1. Slicing is still a good crew skill even post nerf. At launch slicing was basically "Print money" the crew skill. It lets you send out crew members to look for money, or to open up boxes of money you find while out wandering around. By level 16 I had more than twice the cash I needed for my first vehicle at 25 saved up, largely from running slicing missions. Obviously this couldn't last, and Bioware eventually nerfed slicing hard pretty hard. The money you can earn per minute is now something like a fourth of what it was. However, having spent so much time leveling it already, I decided to keep going and take it to 400. And I'm glad I did. Since I made it to Alderan I've been tripping over computer terminals, each of which has at least few hundred credits inside. Taking slicing as my third crew skill also kept me from spending cash to level something else. I'm currently well on track to have the 225K I'll need for my advanced vehicle training at 40.

In lieu of griffins or horses, swift travel is usually handled by aircars (though there is a big flappy bat thing that is used on Alderaan).
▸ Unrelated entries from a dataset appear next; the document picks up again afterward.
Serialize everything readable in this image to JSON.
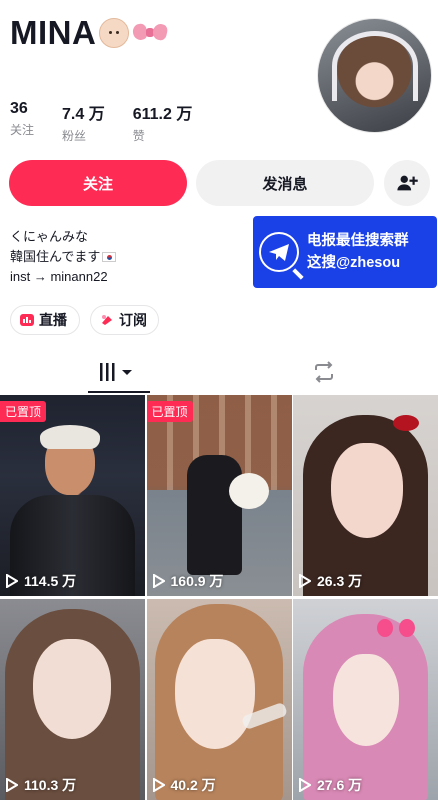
{
  "profile": {
    "name": "MINA",
    "emoji_icons": [
      "baby-face-icon",
      "pink-bow-icon"
    ]
  },
  "stats": [
    {
      "value": "36",
      "label": "关注"
    },
    {
      "value": "7.4 万",
      "label": "粉丝"
    },
    {
      "value": "611.2 万",
      "label": "赞"
    }
  ],
  "actions": {
    "follow_label": "关注",
    "message_label": "发消息",
    "add_friend_icon": "add-person-icon"
  },
  "bio": {
    "line1": "くにゃんみな",
    "line2": "韓国住んでます",
    "line3": "inst → minann22"
  },
  "ad": {
    "line1": "电报最佳搜索群",
    "line2": "这搜@zhesou"
  },
  "pills": {
    "live_label": "直播",
    "subscribe_label": "订阅"
  },
  "tabs": {
    "videos_icon": "grid-icon",
    "reposts_icon": "repost-icon"
  },
  "videos": [
    {
      "views": "114.5 万",
      "pinned": "已置顶"
    },
    {
      "views": "160.9 万",
      "pinned": "已置顶"
    },
    {
      "views": "26.3 万"
    },
    {
      "views": "110.3 万"
    },
    {
      "views": "40.2 万"
    },
    {
      "views": "27.6 万"
    }
  ],
  "colors": {
    "accent": "#fe2c55",
    "ad_blue": "#1a40e8",
    "button_gray": "#f1f1f2",
    "text": "#161823",
    "muted": "#8a8b91"
  }
}
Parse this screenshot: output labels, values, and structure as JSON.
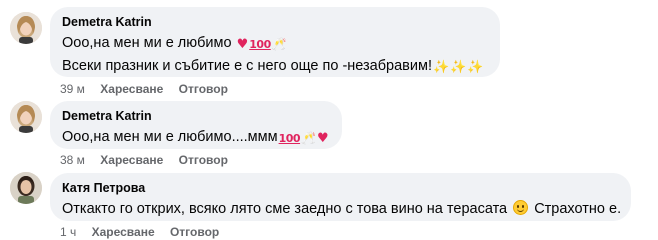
{
  "comments": [
    {
      "author": "Demetra Katrin",
      "lines": [
        "Ооо,на мен ми е любимо",
        "Всеки празник и събитие е с него още по -незабравим!"
      ],
      "time": "39 м",
      "like": "Харесване",
      "reply": "Отговор"
    },
    {
      "author": "Demetra Katrin",
      "lines": [
        "Ооо,на мен ми е любимо....ммм"
      ],
      "time": "38 м",
      "like": "Харесване",
      "reply": "Отговор"
    },
    {
      "author": "Катя Петрова",
      "lines": [
        "Откакто го открих, всяко лято сме заедно с това вино на терасата",
        "Страхотно е."
      ],
      "time": "1 ч",
      "like": "Харесване",
      "reply": "Отговор"
    }
  ],
  "icons": {
    "heart": "heart-icon",
    "hundred": "hundred-points-icon",
    "glasses": "clinking-glasses-icon",
    "sparkles": "sparkles-icon",
    "smiley": "smiling-face-icon"
  },
  "colors": {
    "bubble": "#f0f2f5",
    "meta": "#65676b",
    "text": "#050505",
    "heart": "#e0245e"
  }
}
2. I still can't decide if crafting is pointless or not. I like the crafting system a lot. When you craft items, you can use them, sell them, or deconstruct them. When you deconstruct a crafted item you have a chance to learn a schematic for an advanced version of the item. There are usually two possible tiers of advancement. For example, breaking down green cybernetic implants can teach you to make blue ones with better stats, and blue ones can be broken down to learn recipes for purple ones with even better stats. Once you know an advanced recipe, you can make as many of those items as you like. All in all a neat system.
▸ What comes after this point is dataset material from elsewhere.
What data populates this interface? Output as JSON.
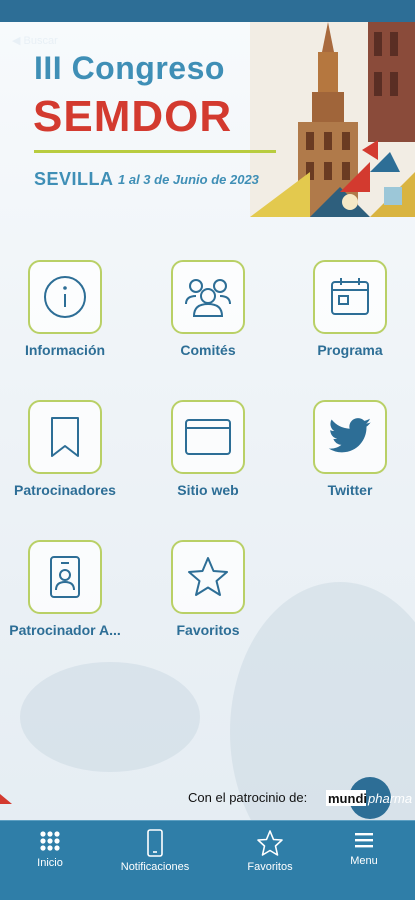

The problem is that it can take a really long time to earn the more advanced recipes. It's rarely worth the trouble to get to better than the blue version of a recipe. It is also incredibly easy to get gear on par with blue crafted gear just by questing. Admittedly, purple crafted items will often be best in slot for your level range. However, you wouldn't really tend to use any crafted item long enough to go to the bother making purple ones for yourself as you level.
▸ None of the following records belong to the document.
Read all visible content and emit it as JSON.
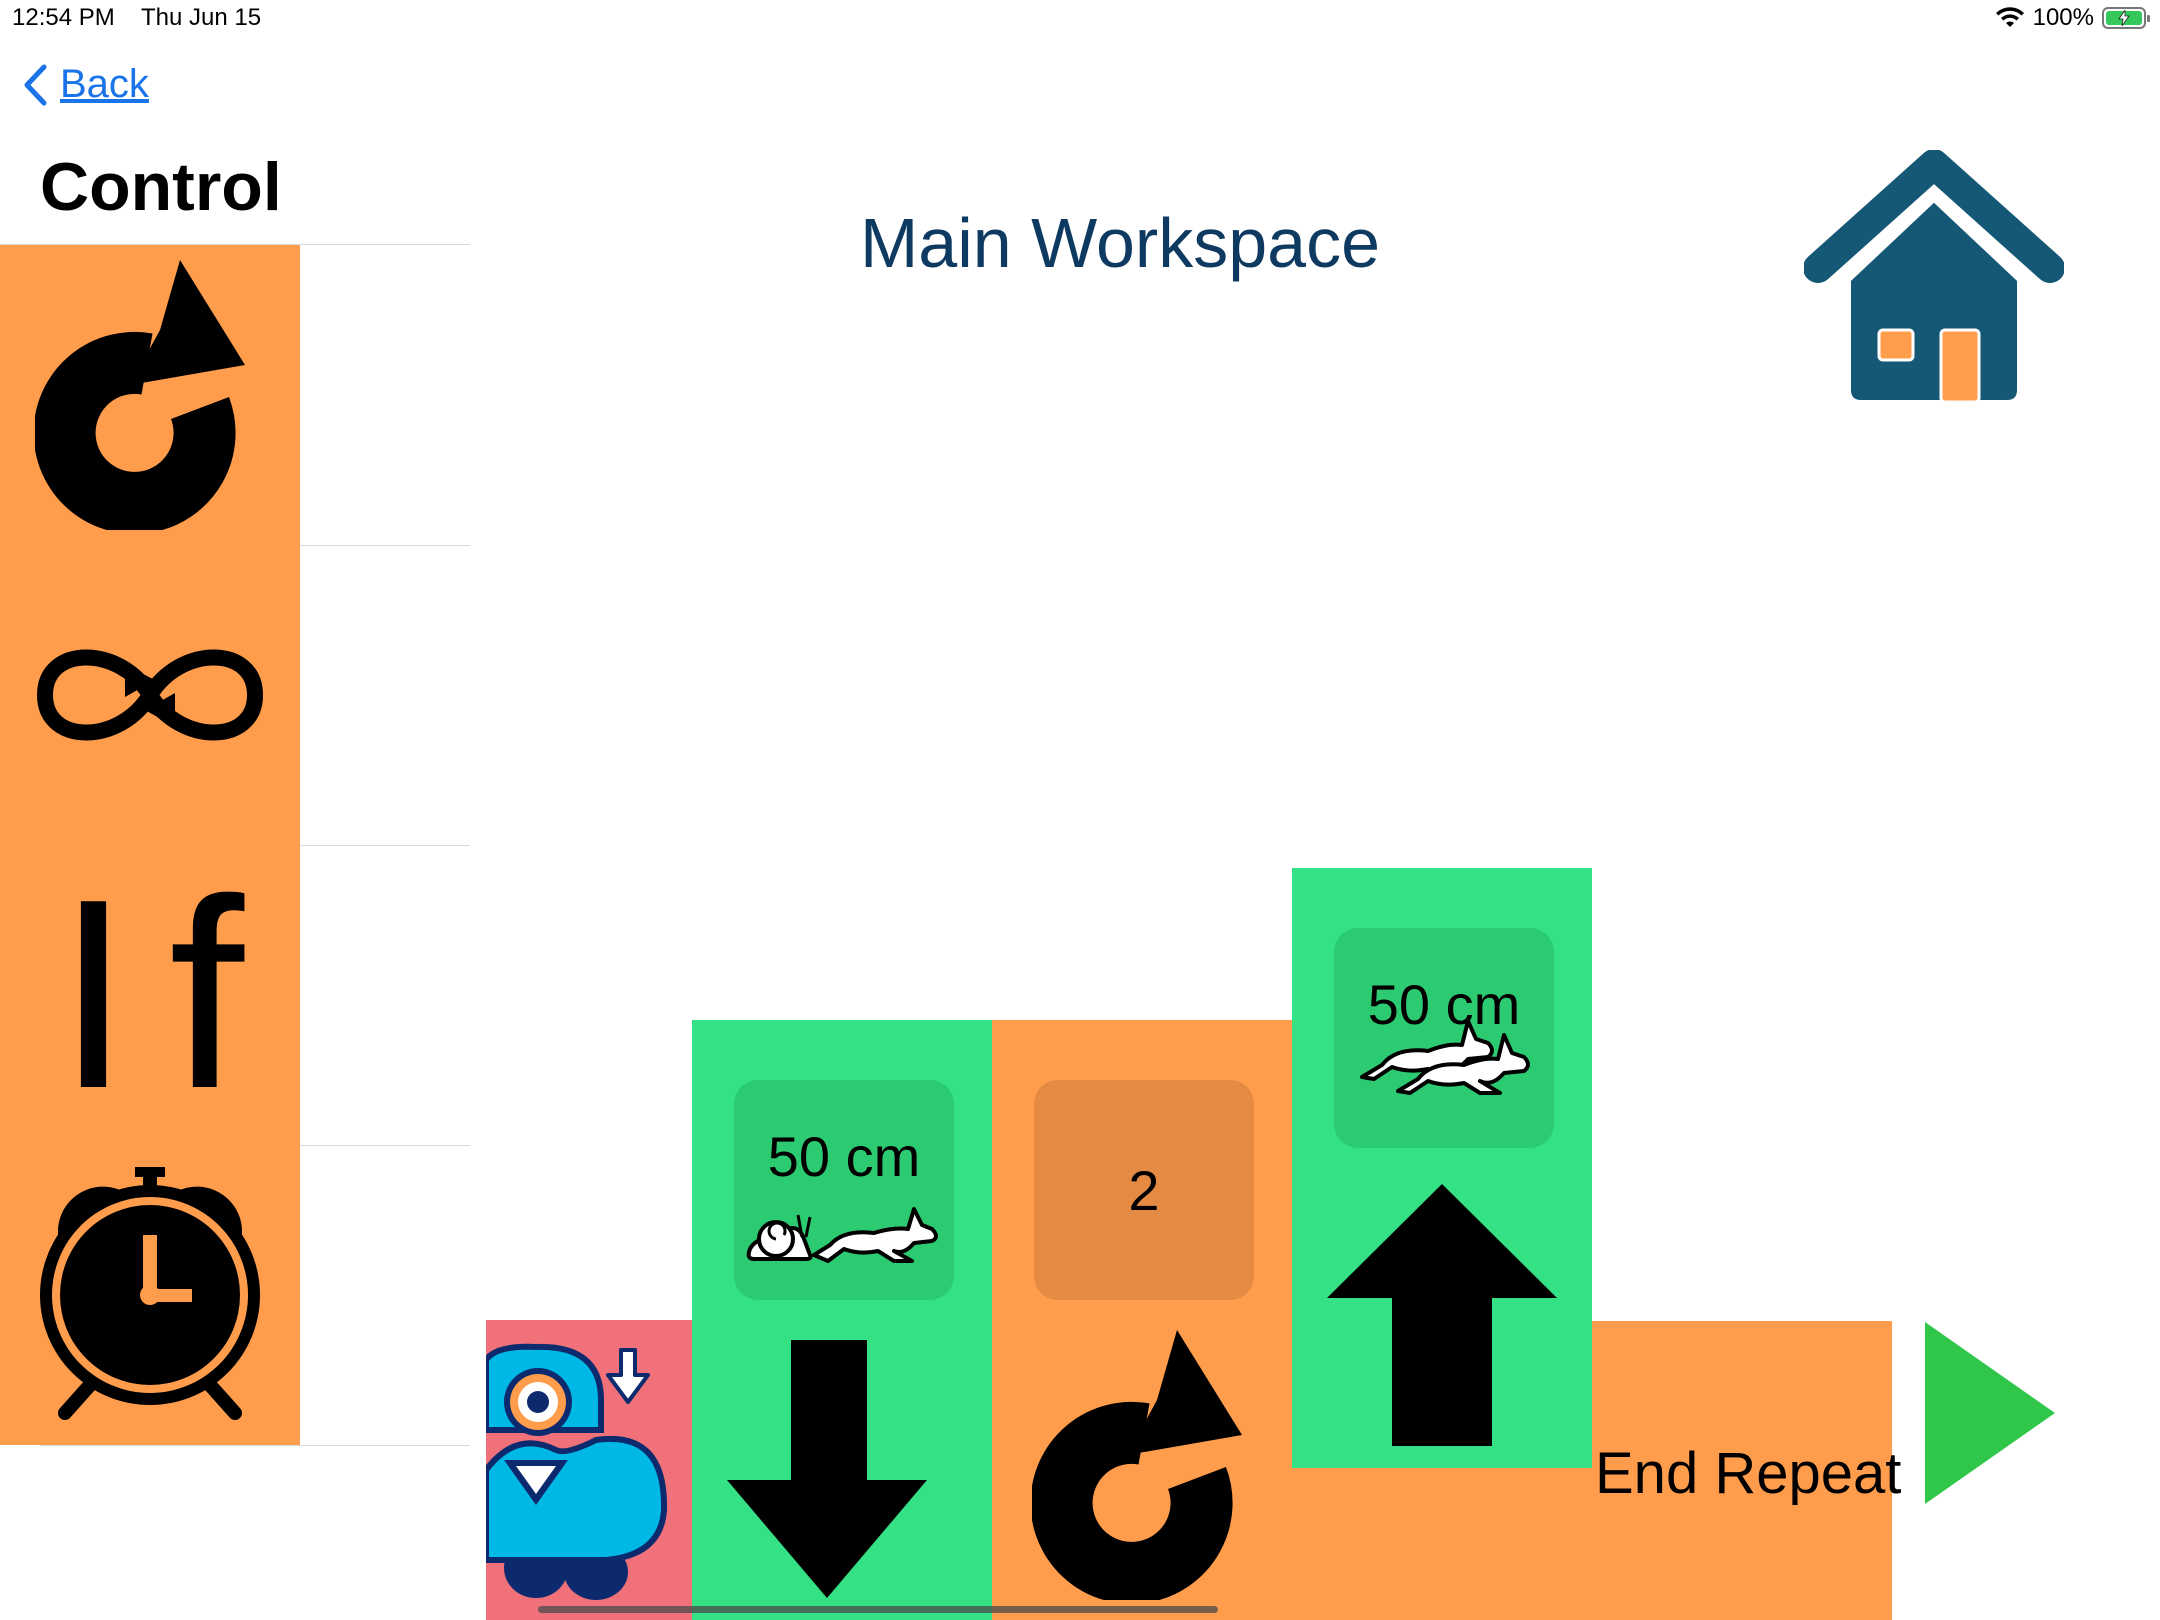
{
  "status": {
    "time": "12:54 PM",
    "date": "Thu Jun 15",
    "battery": "100%"
  },
  "nav": {
    "back_label": "Back",
    "section_title": "Control"
  },
  "palette": {
    "items": [
      {
        "name": "repeat",
        "icon": "repeat-arrow-icon"
      },
      {
        "name": "forever",
        "icon": "infinity-loop-icon"
      },
      {
        "name": "if",
        "label": "If"
      },
      {
        "name": "wait",
        "icon": "alarm-clock-icon"
      }
    ]
  },
  "workspace": {
    "title": "Main Workspace",
    "blocks": [
      {
        "name": "start",
        "icon": "robot-start-icon"
      },
      {
        "name": "move-backward",
        "distance_label": "50 cm",
        "speed": "medium",
        "icon": "down-arrow-icon"
      },
      {
        "name": "repeat",
        "count_label": "2",
        "icon": "repeat-arrow-icon"
      },
      {
        "name": "move-forward",
        "distance_label": "50 cm",
        "speed": "fast",
        "icon": "up-arrow-icon"
      }
    ],
    "end_repeat_label": "End Repeat"
  },
  "colors": {
    "control_orange": "#ff9d4c",
    "motion_green": "#34e285",
    "start_pink": "#f0717a",
    "title_blue": "#0e3a62",
    "home_blue": "#155875",
    "play_green": "#2fc64a",
    "link_blue": "#1a73e8"
  }
}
Further, at level 50 I am hearing reports of gear that is easy to obtain which trumps any gear you can possibly craft. Like all too many MMOs, the crafting in SWTOR seems primarily a system for allowing you to inexpensively twink alts. I was really hoping for something more useful along the lines of launch LoTRO crafting. There, even crafted greens tended to make solo quest rewards look dumb (though that's sadly only true for character below level 51 in the modern game).

This is a view of part of Korriban, where the dark side jedi start.

3. Damn, Biochem rocks. The one crew skill I have no doubts about is Biochem. I originally took it because it's the crew skill that lets you make cybernetic implants, (oddly, Cybertech does not) and I was playing a cyborg. That aspect of it has remained useful, implants are rarer than hen's teeth as quest rewards for some reason. However, the skill also lets me make healing kits and stim packs (items that give hour long stat boosts) that are better than anything that drops in the game or that can be bought from vendors. That is a huge bonus, and I'm overall really happy with Biochem in its current form. I can't wait for Bioware to nerf the hell out of it . . .

Inside the sith jedi temple. One of my favorite things about Star Wars as an IP is that it seamlessly blends fantasy and science fiction sensibilities.

4. Money is not really very hard to come by. At one point I was looking at all the fees I had coming up as I leveled, looking at my bank account, and starting to panic. Between inventory slots, vehicle training, skill training, and ship upgrades you are looking at something on the order of a million credits in fixed costs on the road to 50. However, now that I'm into the 30s I'm finding that I make at least a few thousand credits an hour just questing and looting mobs. As long as you don't spend too much on your crafting as you level, I don't think fixed money sinks will be much of a problem.

All in all I'm still having a hell of a lot of fun in SWTOR. It's not for everyone, but it's my cup of tea for certain. I can see getting multiple characters to the level cap, which is something I've almost never done in previous MMOs.